Exercise input Block Start

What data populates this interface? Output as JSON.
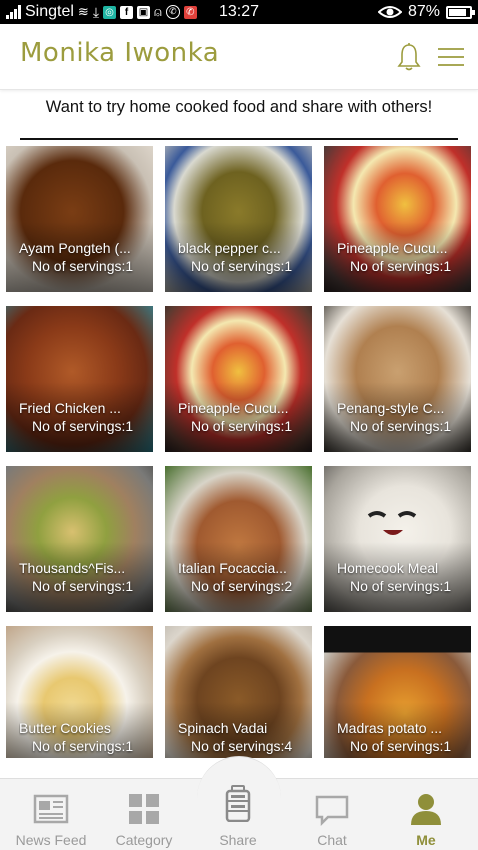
{
  "status": {
    "carrier": "Singtel",
    "time": "13:27",
    "battery": "87%",
    "battery_level": 0.87
  },
  "header": {
    "title": "Monika Iwonka",
    "accent": "#9c9c3e"
  },
  "intro": "Want to try home cooked food and share with others!",
  "cards": [
    {
      "name": "Ayam Pongteh (...",
      "servings": "No of servings:1"
    },
    {
      "name": "black pepper c...",
      "servings": "No of servings:1"
    },
    {
      "name": "Pineapple Cucu...",
      "servings": "No of servings:1"
    },
    {
      "name": "Fried Chicken ...",
      "servings": "No of servings:1"
    },
    {
      "name": "Pineapple Cucu...",
      "servings": "No of servings:1"
    },
    {
      "name": "Penang-style C...",
      "servings": "No of servings:1"
    },
    {
      "name": "Thousands^Fis...",
      "servings": "No of servings:1"
    },
    {
      "name": "Italian Focaccia...",
      "servings": "No of servings:2"
    },
    {
      "name": "Homecook Meal",
      "servings": "No of servings:1"
    },
    {
      "name": "Butter Cookies",
      "servings": "No of servings:1"
    },
    {
      "name": "Spinach Vadai",
      "servings": "No of servings:4"
    },
    {
      "name": "Madras potato ...",
      "servings": "No of servings:1"
    }
  ],
  "nav": {
    "news_feed": "News Feed",
    "category": "Category",
    "share": "Share",
    "chat": "Chat",
    "me": "Me"
  }
}
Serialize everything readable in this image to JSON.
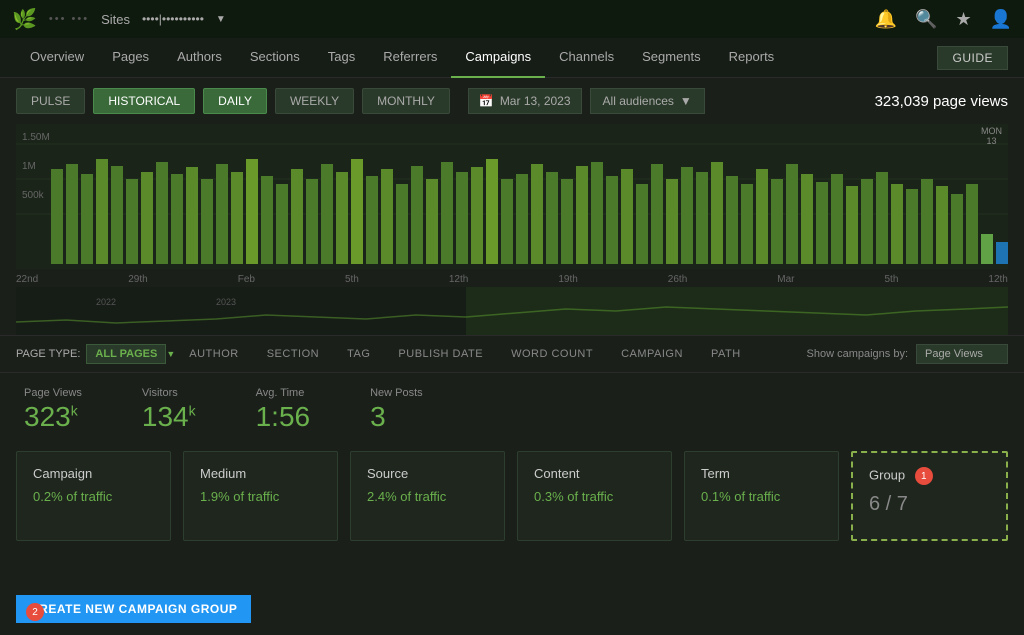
{
  "topbar": {
    "logo": "🌿",
    "site_dots": "••• •••",
    "sites_label": "Sites",
    "site_name": "••••|••••••••••",
    "notification_icon": "🔔",
    "search_icon": "🔍",
    "star_icon": "★",
    "user_icon": "👤"
  },
  "nav": {
    "tabs": [
      "Overview",
      "Pages",
      "Authors",
      "Sections",
      "Tags",
      "Referrers",
      "Campaigns",
      "Channels",
      "Segments",
      "Reports"
    ],
    "active": "Campaigns",
    "guide_label": "GUIDE"
  },
  "controls": {
    "pulse_label": "PULSE",
    "historical_label": "HISTORICAL",
    "daily_label": "DAILY",
    "weekly_label": "WEEKLY",
    "monthly_label": "MONTHLY",
    "date_label": "Mar 13, 2023",
    "audience_label": "All audiences",
    "page_views_label": "323,039 page views",
    "mon_label": "MON",
    "day_label": "13"
  },
  "chart": {
    "y_labels": [
      "1.50M",
      "1M",
      "500k"
    ],
    "x_labels": [
      "22nd",
      "29th",
      "Feb",
      "5th",
      "12th",
      "19th",
      "26th",
      "Mar",
      "5th",
      "12th"
    ],
    "year_labels": [
      "2022",
      "2023"
    ]
  },
  "filters": {
    "page_type_label": "PAGE TYPE:",
    "page_type_value": "ALL PAGES",
    "items": [
      "AUTHOR",
      "SECTION",
      "TAG",
      "PUBLISH DATE",
      "WORD COUNT",
      "CAMPAIGN",
      "PATH"
    ],
    "show_campaigns_label": "Show campaigns by:",
    "show_campaigns_value": "Page Views"
  },
  "metrics": [
    {
      "label": "Page Views",
      "value": "323",
      "suffix": "k"
    },
    {
      "label": "Visitors",
      "value": "134",
      "suffix": "k"
    },
    {
      "label": "Avg. Time",
      "value": "1:56",
      "suffix": ""
    },
    {
      "label": "New Posts",
      "value": "3",
      "suffix": ""
    }
  ],
  "cards": [
    {
      "title": "Campaign",
      "stat": "0.2% of traffic",
      "fraction": ""
    },
    {
      "title": "Medium",
      "stat": "1.9% of traffic",
      "fraction": ""
    },
    {
      "title": "Source",
      "stat": "2.4% of traffic",
      "fraction": ""
    },
    {
      "title": "Content",
      "stat": "0.3% of traffic",
      "fraction": ""
    },
    {
      "title": "Term",
      "stat": "0.1% of traffic",
      "fraction": ""
    },
    {
      "title": "Group",
      "stat": "6 / 7",
      "fraction": "",
      "highlighted": true,
      "badge": "1"
    }
  ],
  "bottom": {
    "create_label": "CREATE NEW CAMPAIGN GROUP",
    "badge": "2"
  }
}
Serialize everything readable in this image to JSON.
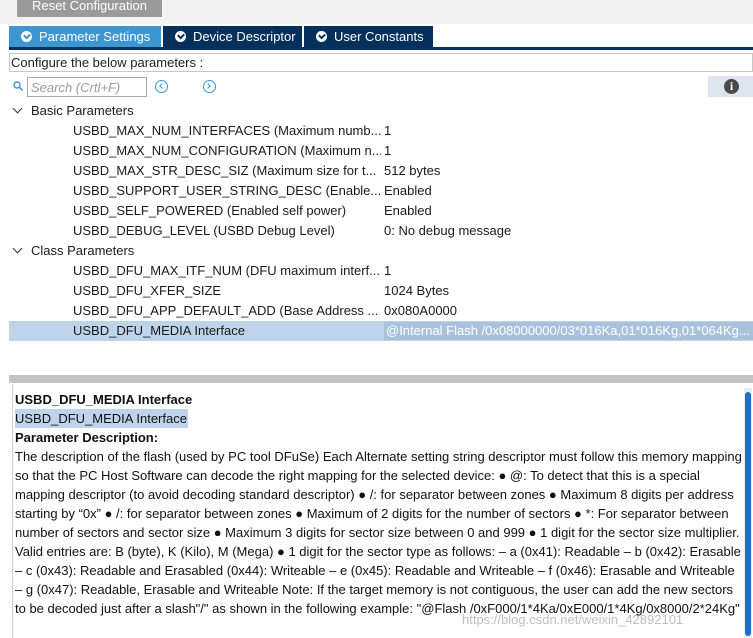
{
  "toolbar": {
    "reset_label": "Reset Configuration"
  },
  "tabs": [
    {
      "label": "Parameter Settings",
      "active": true
    },
    {
      "label": "Device Descriptor",
      "active": false
    },
    {
      "label": "User Constants",
      "active": false
    }
  ],
  "configure_text": "Configure the below parameters :",
  "search": {
    "placeholder": "Search (Crtl+F)"
  },
  "icons": {
    "tab_check": "check-circle-icon",
    "search": "search-icon",
    "prev": "chevron-left-circle-icon",
    "next": "chevron-right-circle-icon",
    "info": "info-icon",
    "expand": "chevron-down-icon"
  },
  "colors": {
    "tab_active": "#3c96d2",
    "tab_inactive": "#06305c",
    "selection": "#bdd4ea",
    "scroll_thumb": "#1e6fc6"
  },
  "groups": [
    {
      "label": "Basic Parameters",
      "params": [
        {
          "name": "USBD_MAX_NUM_INTERFACES (Maximum numb...",
          "value": "1"
        },
        {
          "name": "USBD_MAX_NUM_CONFIGURATION (Maximum n...",
          "value": "1"
        },
        {
          "name": "USBD_MAX_STR_DESC_SIZ (Maximum size for t...",
          "value": "512 bytes"
        },
        {
          "name": "USBD_SUPPORT_USER_STRING_DESC (Enable...",
          "value": "Enabled"
        },
        {
          "name": "USBD_SELF_POWERED (Enabled self power)",
          "value": "Enabled"
        },
        {
          "name": "USBD_DEBUG_LEVEL (USBD Debug Level)",
          "value": "0: No debug message"
        }
      ]
    },
    {
      "label": "Class Parameters",
      "params": [
        {
          "name": "USBD_DFU_MAX_ITF_NUM (DFU maximum interf...",
          "value": "1"
        },
        {
          "name": "USBD_DFU_XFER_SIZE",
          "value": "1024 Bytes"
        },
        {
          "name": "USBD_DFU_APP_DEFAULT_ADD (Base Address ...",
          "value": "0x080A0000"
        },
        {
          "name": "USBD_DFU_MEDIA Interface",
          "value": "@Internal Flash   /0x08000000/03*016Ka,01*016Kg,01*064Kg...",
          "selected": true
        }
      ]
    }
  ],
  "description": {
    "title": "USBD_DFU_MEDIA Interface",
    "subtitle": "USBD_DFU_MEDIA Interface",
    "heading": "Parameter Description:",
    "body": "The description of the flash (used by PC tool DFuSe) Each Alternate setting string descriptor must follow this memory mapping so that the PC Host Software can decode the right mapping for the selected device: ● @: To detect that this is a special mapping descriptor (to avoid decoding standard descriptor) ● /: for separator between zones ● Maximum 8 digits per address starting by “0x” ● /: for separator between zones ● Maximum of 2 digits for the number of sectors ● *: For separator between number of sectors and sector size ● Maximum 3 digits for sector size between 0 and 999 ● 1 digit for the sector size multiplier. Valid entries are: B (byte), K (Kilo), M (Mega) ● 1 digit for the sector type as follows: – a (0x41): Readable – b (0x42): Erasable – c (0x43): Readable and Erasabled (0x44): Writeable – e (0x45): Readable and Writeable – f (0x46): Erasable and Writeable – g (0x47): Readable, Erasable and Writeable Note: If the target memory is not contiguous, the user can add the new sectors to be decoded just after a slash\"/\" as shown in the following example: \"@Flash /0xF000/1*4Ka/0xE000/1*4Kg/0x8000/2*24Kg\""
  },
  "watermark": "https://blog.csdn.net/weixin_42892101"
}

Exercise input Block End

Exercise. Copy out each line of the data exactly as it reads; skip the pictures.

Task output.
What data populates this interface? Output as JSON.
{
  "status": {
    "carrier": "Singtel",
    "time": "13:27",
    "battery": "87%",
    "battery_level": 0.87
  },
  "header": {
    "title": "Monika Iwonka",
    "accent": "#9c9c3e"
  },
  "intro": "Want to try home cooked food and share with others!",
  "cards": [
    {
      "name": "Ayam Pongteh (...",
      "servings": "No of servings:1"
    },
    {
      "name": "black pepper c...",
      "servings": "No of servings:1"
    },
    {
      "name": "Pineapple Cucu...",
      "servings": "No of servings:1"
    },
    {
      "name": "Fried Chicken ...",
      "servings": "No of servings:1"
    },
    {
      "name": "Pineapple Cucu...",
      "servings": "No of servings:1"
    },
    {
      "name": "Penang-style C...",
      "servings": "No of servings:1"
    },
    {
      "name": "Thousands^Fis...",
      "servings": "No of servings:1"
    },
    {
      "name": "Italian Focaccia...",
      "servings": "No of servings:2"
    },
    {
      "name": "Homecook Meal",
      "servings": "No of servings:1"
    },
    {
      "name": "Butter Cookies",
      "servings": "No of servings:1"
    },
    {
      "name": "Spinach Vadai",
      "servings": "No of servings:4"
    },
    {
      "name": "Madras potato ...",
      "servings": "No of servings:1"
    }
  ],
  "nav": {
    "news_feed": "News Feed",
    "category": "Category",
    "share": "Share",
    "chat": "Chat",
    "me": "Me"
  }
}
Serialize everything readable in this image to JSON.
{
  "topbar": {
    "logo": "🌿",
    "site_dots": "••• •••",
    "sites_label": "Sites",
    "site_name": "••••|••••••••••",
    "notification_icon": "🔔",
    "search_icon": "🔍",
    "star_icon": "★",
    "user_icon": "👤"
  },
  "nav": {
    "tabs": [
      "Overview",
      "Pages",
      "Authors",
      "Sections",
      "Tags",
      "Referrers",
      "Campaigns",
      "Channels",
      "Segments",
      "Reports"
    ],
    "active": "Campaigns",
    "guide_label": "GUIDE"
  },
  "controls": {
    "pulse_label": "PULSE",
    "historical_label": "HISTORICAL",
    "daily_label": "DAILY",
    "weekly_label": "WEEKLY",
    "monthly_label": "MONTHLY",
    "date_label": "Mar 13, 2023",
    "audience_label": "All audiences",
    "page_views_label": "323,039 page views",
    "mon_label": "MON",
    "day_label": "13"
  },
  "chart": {
    "y_labels": [
      "1.50M",
      "1M",
      "500k"
    ],
    "x_labels": [
      "22nd",
      "29th",
      "Feb",
      "5th",
      "12th",
      "19th",
      "26th",
      "Mar",
      "5th",
      "12th"
    ],
    "year_labels": [
      "2022",
      "2023"
    ]
  },
  "filters": {
    "page_type_label": "PAGE TYPE:",
    "page_type_value": "ALL PAGES",
    "items": [
      "AUTHOR",
      "SECTION",
      "TAG",
      "PUBLISH DATE",
      "WORD COUNT",
      "CAMPAIGN",
      "PATH"
    ],
    "show_campaigns_label": "Show campaigns by:",
    "show_campaigns_value": "Page Views"
  },
  "metrics": [
    {
      "label": "Page Views",
      "value": "323",
      "suffix": "k"
    },
    {
      "label": "Visitors",
      "value": "134",
      "suffix": "k"
    },
    {
      "label": "Avg. Time",
      "value": "1:56",
      "suffix": ""
    },
    {
      "label": "New Posts",
      "value": "3",
      "suffix": ""
    }
  ],
  "cards": [
    {
      "title": "Campaign",
      "stat": "0.2% of traffic",
      "fraction": ""
    },
    {
      "title": "Medium",
      "stat": "1.9% of traffic",
      "fraction": ""
    },
    {
      "title": "Source",
      "stat": "2.4% of traffic",
      "fraction": ""
    },
    {
      "title": "Content",
      "stat": "0.3% of traffic",
      "fraction": ""
    },
    {
      "title": "Term",
      "stat": "0.1% of traffic",
      "fraction": ""
    },
    {
      "title": "Group",
      "stat": "6 / 7",
      "fraction": "",
      "highlighted": true,
      "badge": "1"
    }
  ],
  "bottom": {
    "create_label": "CREATE NEW CAMPAIGN GROUP",
    "badge": "2"
  }
}
Serialize everything readable in this image to JSON.
{
  "toolbar": {
    "reset_label": "Reset Configuration"
  },
  "tabs": [
    {
      "label": "Parameter Settings",
      "active": true
    },
    {
      "label": "Device Descriptor",
      "active": false
    },
    {
      "label": "User Constants",
      "active": false
    }
  ],
  "configure_text": "Configure the below parameters :",
  "search": {
    "placeholder": "Search (Crtl+F)"
  },
  "icons": {
    "tab_check": "check-circle-icon",
    "search": "search-icon",
    "prev": "chevron-left-circle-icon",
    "next": "chevron-right-circle-icon",
    "info": "info-icon",
    "expand": "chevron-down-icon"
  },
  "colors": {
    "tab_active": "#3c96d2",
    "tab_inactive": "#06305c",
    "selection": "#bdd4ea",
    "scroll_thumb": "#1e6fc6"
  },
  "groups": [
    {
      "label": "Basic Parameters",
      "params": [
        {
          "name": "USBD_MAX_NUM_INTERFACES (Maximum numb...",
          "value": "1"
        },
        {
          "name": "USBD_MAX_NUM_CONFIGURATION (Maximum n...",
          "value": "1"
        },
        {
          "name": "USBD_MAX_STR_DESC_SIZ (Maximum size for t...",
          "value": "512 bytes"
        },
        {
          "name": "USBD_SUPPORT_USER_STRING_DESC (Enable...",
          "value": "Enabled"
        },
        {
          "name": "USBD_SELF_POWERED (Enabled self power)",
          "value": "Enabled"
        },
        {
          "name": "USBD_DEBUG_LEVEL (USBD Debug Level)",
          "value": "0: No debug message"
        }
      ]
    },
    {
      "label": "Class Parameters",
      "params": [
        {
          "name": "USBD_DFU_MAX_ITF_NUM (DFU maximum interf...",
          "value": "1"
        },
        {
          "name": "USBD_DFU_XFER_SIZE",
          "value": "1024 Bytes"
        },
        {
          "name": "USBD_DFU_APP_DEFAULT_ADD (Base Address ...",
          "value": "0x080A0000"
        },
        {
          "name": "USBD_DFU_MEDIA Interface",
          "value": "@Internal Flash   /0x08000000/03*016Ka,01*016Kg,01*064Kg...",
          "selected": true
        }
      ]
    }
  ],
  "description": {
    "title": "USBD_DFU_MEDIA Interface",
    "subtitle": "USBD_DFU_MEDIA Interface",
    "heading": "Parameter Description:",
    "body": "The description of the flash (used by PC tool DFuSe) Each Alternate setting string descriptor must follow this memory mapping so that the PC Host Software can decode the right mapping for the selected device: ● @: To detect that this is a special mapping descriptor (to avoid decoding standard descriptor) ● /: for separator between zones ● Maximum 8 digits per address starting by “0x” ● /: for separator between zones ● Maximum of 2 digits for the number of sectors ● *: For separator between number of sectors and sector size ● Maximum 3 digits for sector size between 0 and 999 ● 1 digit for the sector size multiplier. Valid entries are: B (byte), K (Kilo), M (Mega) ● 1 digit for the sector type as follows: – a (0x41): Readable – b (0x42): Erasable – c (0x43): Readable and Erasabled (0x44): Writeable – e (0x45): Readable and Writeable – f (0x46): Erasable and Writeable – g (0x47): Readable, Erasable and Writeable Note: If the target memory is not contiguous, the user can add the new sectors to be decoded just after a slash\"/\" as shown in the following example: \"@Flash /0xF000/1*4Ka/0xE000/1*4Kg/0x8000/2*24Kg\""
  },
  "watermark": "https://blog.csdn.net/weixin_42892101"
}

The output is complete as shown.